[Show abstract][Hide abstract] ABSTRACT: Congenital dislocation of the hip (CDH) is a multifactorial disease which involves genetic factors that are still unidentified. Recently, a functional polymorphism (rs143383) of the 5'-untranslated region of GDF5 (Growth/Differentiation Factor 5) - previously reported to be associated with osteoarthritis - has been associated with CDH in a Chinese population. The aim of our study was to determine whether GDF5, known to be involved in bone, joint and cartilage morphogenesis, is also associated with CDH in Caucasians.
We genotyped three tagSNPs (rs224334, rs143384, rs143383) in 239 cases and 239 controls from western Brittany (France) where CDH is frequent, and tested the association using both single-locus and haplotype-based approaches.
The most significant association was observed with rs143384. The T allele of this SNP was overrepresented in cases (65.9% vs 55.9%, P=0.002). Under a recessive model, carriers of the TT genotype had a 1.71-fold higher risk of developing CDH than carriers of the other genotypes (OR(TT vs CT+CC)=1.71, 95% CI: [1.18-2.48], P=0.005). At a nominal level, the association was also significant with rs143383 (OR(TT vs CT+CC)=1.52, 95% CI: [1.05-2.19], P=0.026). The haplotype carrying the susceptibility alleles of these SNPs was also more frequent in cases (65.9% vs 55.9%, OR=1.53, 95% CI: [1.18-1.98], P=0.002).
This study reports, for the first time, the association between GDF5 polymorphisms and CDH in Caucasians, and points out another polymorphism of interest that requires further investigation. Reduction in GDF5 expression might lead to developmental deficiency of ligaments and capsule in hip joint, and therefore contribute to CDH pathogenesis.
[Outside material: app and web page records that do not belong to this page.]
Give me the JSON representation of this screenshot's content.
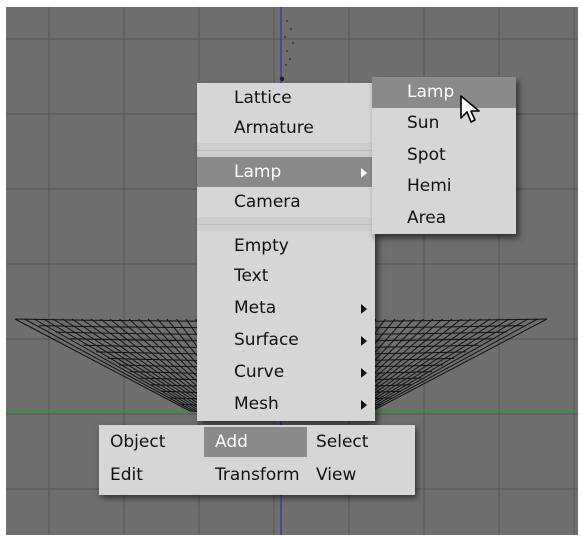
{
  "add_menu": {
    "items": [
      {
        "label": "Lattice"
      },
      {
        "label": "Armature"
      },
      {
        "label": "Lamp",
        "highlighted": true,
        "has_submenu": true
      },
      {
        "label": "Camera"
      },
      {
        "label": "Empty"
      },
      {
        "label": "Text"
      },
      {
        "label": "Meta",
        "has_submenu": true
      },
      {
        "label": "Surface",
        "has_submenu": true
      },
      {
        "label": "Curve",
        "has_submenu": true
      },
      {
        "label": "Mesh",
        "has_submenu": true
      }
    ]
  },
  "lamp_submenu": {
    "items": [
      {
        "label": "Lamp",
        "highlighted": true
      },
      {
        "label": "Sun"
      },
      {
        "label": "Spot"
      },
      {
        "label": "Hemi"
      },
      {
        "label": "Area"
      }
    ]
  },
  "toolbar": {
    "object": "Object",
    "add": "Add",
    "select": "Select",
    "edit": "Edit",
    "transform": "Transform",
    "view": "View"
  },
  "colors": {
    "viewport": "#6f6f6f",
    "grid": "#5a5a5a",
    "menu": "#d6d6d6",
    "highlight": "#8a8a8a",
    "x_axis": "#2f9a2f",
    "z_axis": "#3a3aa0"
  }
}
Osteoarthritis and Cartilage 09/2010; 18(9):1144-9. · 4.26 Impact Factor
[Show abstract][Hide abstract] ABSTRACT: Congenital dislocation of the hip (CDH), which is one of the most common congenital skeletal disorders, corresponds to an abnormal seating of the femoral head in the acetabulum. It is commonly admitted that CDH presents a genetic component. However, little is known about the genetic factors involved. This study aimed to determine the role of two potential candidate genes on chromosome 17 in CDH: HOXB9 (involved in limb embryonic development) and COL1A1 (involved in joint laxity).
We set up a case-control association study (239 cases and 239 controls) in western Brittany (France) where CDH is particularly frequent. The set of informative single nucleotide polymorphisms (SNPs) in each gene was selected using Tagger and genotyped using the SNaPshot method (n=2 and n=10, respectively). The association was tested both through single-locus and haplotype-based analyses, using SAS and Haploview softwares. In addition, we carried out the transmission disequilibrium test (TDT) with the same polymorphisms from a sample of 81 trios (i.e., 81 patients included in the case-control study and their both parents).
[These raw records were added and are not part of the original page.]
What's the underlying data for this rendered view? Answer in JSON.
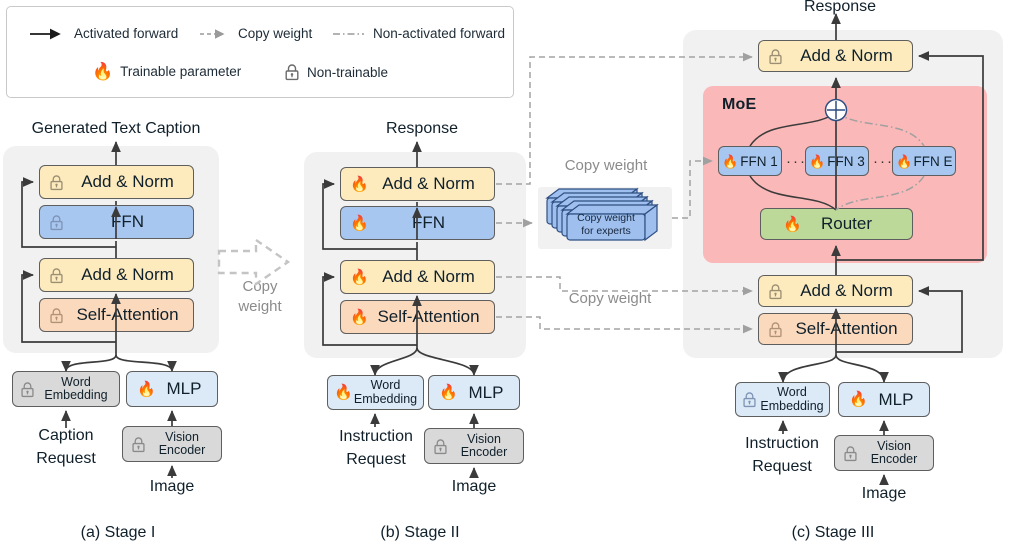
{
  "legend": {
    "items": [
      {
        "id": "activated-forward",
        "label": "Activated forward",
        "icon": "solid-arrow"
      },
      {
        "id": "copy-weight",
        "label": "Copy weight",
        "icon": "dashed-arrow"
      },
      {
        "id": "non-activated-forward",
        "label": "Non-activated forward",
        "icon": "dash-dot-line"
      },
      {
        "id": "trainable-parameter",
        "label": "Trainable parameter",
        "icon": "flame-icon"
      },
      {
        "id": "non-trainable",
        "label": "Non-trainable",
        "icon": "lock-icon"
      }
    ]
  },
  "colors": {
    "yellow": "#fdebbe",
    "blue": "#a8c7f0",
    "orange": "#fbd9bd",
    "gray": "#d9d9d9",
    "light_blue": "#dce9f7",
    "green": "#bdd99a",
    "moe_pink": "#fbb8b8",
    "panel_gray": "#f1f1f1",
    "stroke": "#5e5e5e",
    "dashed_gray": "#9a9a9a"
  },
  "stage1": {
    "caption": "(a) Stage I",
    "output_label": "Generated Text Caption",
    "blocks": [
      {
        "id": "add-norm-top",
        "label": "Add & Norm",
        "state": "non-trainable",
        "color": "yellow"
      },
      {
        "id": "ffn",
        "label": "FFN",
        "state": "non-trainable",
        "color": "blue"
      },
      {
        "id": "add-norm-bottom",
        "label": "Add & Norm",
        "state": "non-trainable",
        "color": "yellow"
      },
      {
        "id": "self-attention",
        "label": "Self-Attention",
        "state": "non-trainable",
        "color": "orange"
      }
    ],
    "word_embedding": {
      "label": "Word\nEmbedding",
      "line1": "Word",
      "line2": "Embedding",
      "state": "non-trainable",
      "color": "gray"
    },
    "mlp": {
      "label": "MLP",
      "state": "trainable",
      "color": "light_blue"
    },
    "vision_encoder": {
      "line1": "Vision",
      "line2": "Encoder",
      "state": "non-trainable",
      "color": "gray"
    },
    "input_text": {
      "line1": "Caption",
      "line2": "Request"
    },
    "image_label": "Image"
  },
  "stage2": {
    "caption": "(b) Stage II",
    "output_label": "Response",
    "blocks": [
      {
        "id": "add-norm-top",
        "label": "Add & Norm",
        "state": "trainable",
        "color": "yellow"
      },
      {
        "id": "ffn",
        "label": "FFN",
        "state": "trainable",
        "color": "blue"
      },
      {
        "id": "add-norm-bottom",
        "label": "Add & Norm",
        "state": "trainable",
        "color": "yellow"
      },
      {
        "id": "self-attention",
        "label": "Self-Attention",
        "state": "trainable",
        "color": "orange"
      }
    ],
    "word_embedding": {
      "line1": "Word",
      "line2": "Embedding",
      "state": "trainable",
      "color": "light_blue"
    },
    "mlp": {
      "label": "MLP",
      "state": "trainable",
      "color": "light_blue"
    },
    "vision_encoder": {
      "line1": "Vision",
      "line2": "Encoder",
      "state": "non-trainable",
      "color": "gray"
    },
    "input_text": {
      "line1": "Instruction",
      "line2": "Request"
    },
    "image_label": "Image"
  },
  "stage3": {
    "caption": "(c) Stage III",
    "output_label": "Response",
    "moe_label": "MoE",
    "blocks": [
      {
        "id": "add-norm-top",
        "label": "Add & Norm",
        "state": "non-trainable",
        "color": "yellow"
      },
      {
        "id": "add-norm-bottom",
        "label": "Add & Norm",
        "state": "non-trainable",
        "color": "yellow"
      },
      {
        "id": "self-attention",
        "label": "Self-Attention",
        "state": "non-trainable",
        "color": "orange"
      }
    ],
    "experts": [
      {
        "id": "ffn-1",
        "label": "FFN 1",
        "state": "trainable",
        "activated": true
      },
      {
        "id": "ffn-3",
        "label": "FFN 3",
        "state": "trainable",
        "activated": true
      },
      {
        "id": "ffn-e",
        "label": "FFN E",
        "state": "trainable",
        "activated": false
      }
    ],
    "expert_ellipsis": "···",
    "router": {
      "label": "Router",
      "state": "trainable",
      "color": "green"
    },
    "sum_symbol": "⊕",
    "word_embedding": {
      "line1": "Word",
      "line2": "Embedding",
      "state": "non-trainable",
      "color": "light_blue"
    },
    "mlp": {
      "label": "MLP",
      "state": "trainable",
      "color": "light_blue"
    },
    "vision_encoder": {
      "line1": "Vision",
      "line2": "Encoder",
      "state": "non-trainable",
      "color": "gray"
    },
    "input_text": {
      "line1": "Instruction",
      "line2": "Request"
    },
    "image_label": "Image"
  },
  "transfers": {
    "stage1_to_stage2": {
      "label_line1": "Copy",
      "label_line2": "weight",
      "arrow": "block-dashed-arrow"
    },
    "copy_weight_top": "Copy weight",
    "copy_weight_bottom": "Copy weight",
    "experts_stack": {
      "line1": "Copy weight",
      "line2": "for experts"
    }
  }
}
The case-control study revealed no significant association between CDH and the tagSNPs selected in both HOXB9 and COL1A1. Moreover, the TDT did not reveal distortion in allelic and haplotype transmission of the studied markers.
Our study did not support an association between HOXB9 and COL1A1 and CDH in our population. These negative findings were obtained by population- and family-based designs. Analysis of the genetic component of CDH should focus on other candidate genes.
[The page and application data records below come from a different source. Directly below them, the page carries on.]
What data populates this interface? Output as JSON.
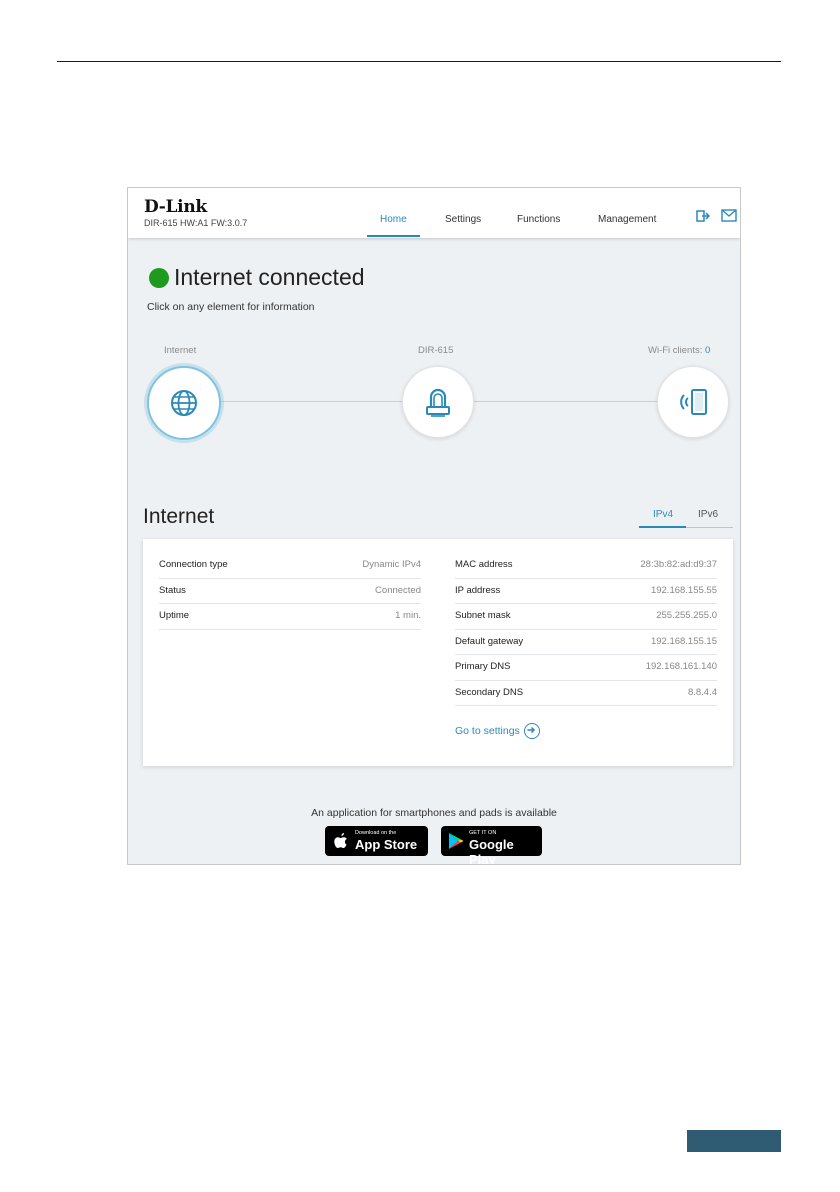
{
  "header": {
    "logo_text": "D-Link",
    "model_text": "DIR-615 HW:A1 FW:3.0.7",
    "nav": [
      {
        "label": "Home",
        "active": true
      },
      {
        "label": "Settings",
        "active": false
      },
      {
        "label": "Functions",
        "active": false
      },
      {
        "label": "Management",
        "active": false
      }
    ],
    "icons": [
      "logout-icon",
      "mail-icon"
    ]
  },
  "status": {
    "title": "Internet connected",
    "color": "#1e9a1e",
    "hint": "Click on any element for information"
  },
  "topology": {
    "internet_label": "Internet",
    "router_label": "DIR-615",
    "wifi_label": "Wi-Fi clients:",
    "wifi_count": "0"
  },
  "section": {
    "title": "Internet",
    "tabs": [
      {
        "label": "IPv4",
        "active": true
      },
      {
        "label": "IPv6",
        "active": false
      }
    ]
  },
  "left_table": [
    {
      "key": "Connection type",
      "value": "Dynamic IPv4"
    },
    {
      "key": "Status",
      "value": "Connected"
    },
    {
      "key": "Uptime",
      "value": "1 min."
    }
  ],
  "right_table": [
    {
      "key": "MAC address",
      "value": "28:3b:82:ad:d9:37"
    },
    {
      "key": "IP address",
      "value": "192.168.155.55"
    },
    {
      "key": "Subnet mask",
      "value": "255.255.255.0"
    },
    {
      "key": "Default gateway",
      "value": "192.168.155.15"
    },
    {
      "key": "Primary DNS",
      "value": "192.168.161.140"
    },
    {
      "key": "Secondary DNS",
      "value": "8.8.4.4"
    }
  ],
  "goto_settings": "Go to settings",
  "apps": {
    "note": "An application for smartphones and pads is available",
    "appstore_small": "Download on the",
    "appstore_big": "App Store",
    "googleplay_small": "GET IT ON",
    "googleplay_big": "Google Play"
  },
  "colors": {
    "accent": "#2a8ab7",
    "page_bar": "#2f5b73"
  }
}
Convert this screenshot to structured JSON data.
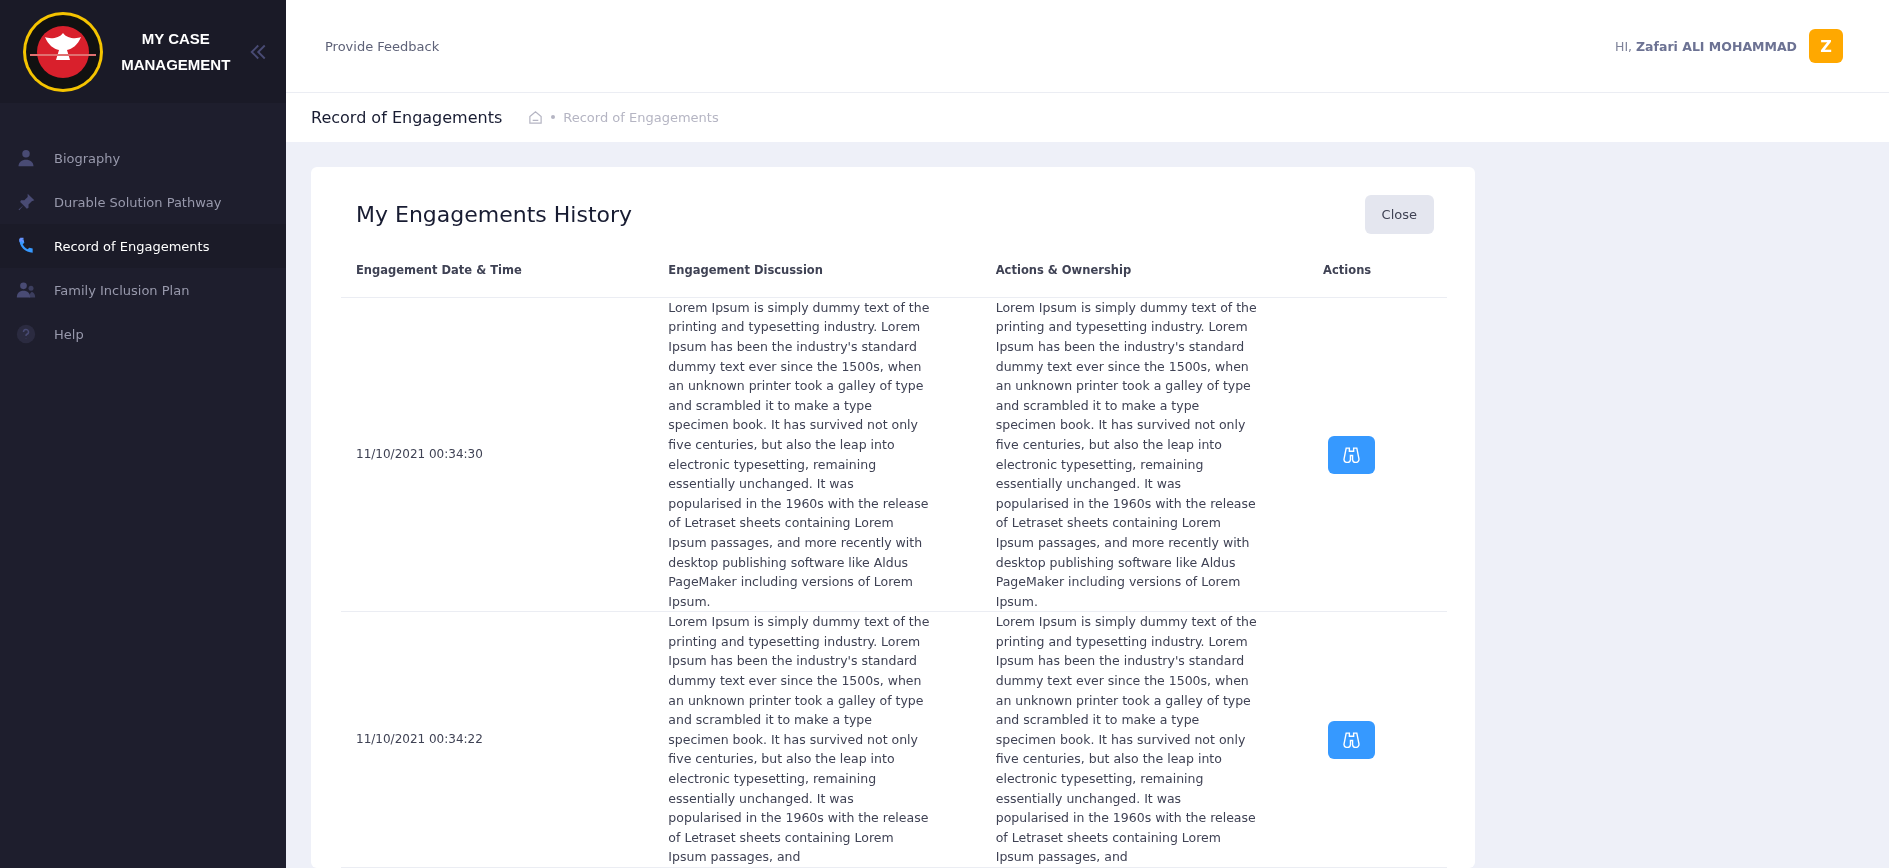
{
  "sidebar": {
    "brand": "MY CASE MANAGEMENT",
    "items": [
      {
        "label": "Biography",
        "selected": false
      },
      {
        "label": "Durable Solution Pathway",
        "selected": false
      },
      {
        "label": "Record of Engagements",
        "selected": true
      },
      {
        "label": "Family Inclusion Plan",
        "selected": false
      },
      {
        "label": "Help",
        "selected": false
      }
    ]
  },
  "header": {
    "feedback_link": "Provide Feedback",
    "greeting": "HI, **Zafari ALI MOHAMMAD**",
    "avatar": "Z"
  },
  "subheader": {
    "title": "Record of Engagements",
    "breadcrumb": "Record of Engagements"
  },
  "card": {
    "title": "My Engagements History",
    "close_button": "Close",
    "table": {
      "columns": [
        "Engagement Date & Time",
        "Engagement Discussion",
        "Actions & Ownership",
        "Actions"
      ],
      "rows": [
        {
          "date": "11/10/2021 00:34:30",
          "discussion": "Lorem Ipsum is simply dummy text of the printing and typesetting industry. Lorem Ipsum has been the industry's standard dummy text ever since the 1500s, when an unknown printer took a galley of type and scrambled it to make a type specimen book. It has survived not only five centuries, but also the leap into electronic typesetting, remaining essentially unchanged. It was popularised in the 1960s with the release of Letraset sheets containing Lorem Ipsum passages, and more recently with desktop publishing software like Aldus PageMaker including versions of Lorem Ipsum.",
          "actions_ownership": "Lorem Ipsum is simply dummy text of the printing and typesetting industry. Lorem Ipsum has been the industry's standard dummy text ever since the 1500s, when an unknown printer took a galley of type and scrambled it to make a type specimen book. It has survived not only five centuries, but also the leap into electronic typesetting, remaining essentially unchanged. It was popularised in the 1960s with the release of Letraset sheets containing Lorem Ipsum passages, and more recently with desktop publishing software like Aldus PageMaker including versions of Lorem Ipsum."
        },
        {
          "date": "11/10/2021 00:34:22",
          "discussion": "Lorem Ipsum is simply dummy text of the printing and typesetting industry. Lorem Ipsum has been the industry's standard dummy text ever since the 1500s, when an unknown printer took a galley of type and scrambled it to make a type specimen book. It has survived not only five centuries, but also the leap into electronic typesetting, remaining essentially unchanged. It was popularised in the 1960s with the release of Letraset sheets containing Lorem Ipsum passages, and",
          "actions_ownership": "Lorem Ipsum is simply dummy text of the printing and typesetting industry. Lorem Ipsum has been the industry's standard dummy text ever since the 1500s, when an unknown printer took a galley of type and scrambled it to make a type specimen book. It has survived not only five centuries, but also the leap into electronic typesetting, remaining essentially unchanged. It was popularised in the 1960s with the release of Letraset sheets containing Lorem Ipsum passages, and"
        }
      ]
    }
  }
}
Osteoarthritis and Cartilage 04/2009; 17(8):1099-105. · 4.26 Impact Factor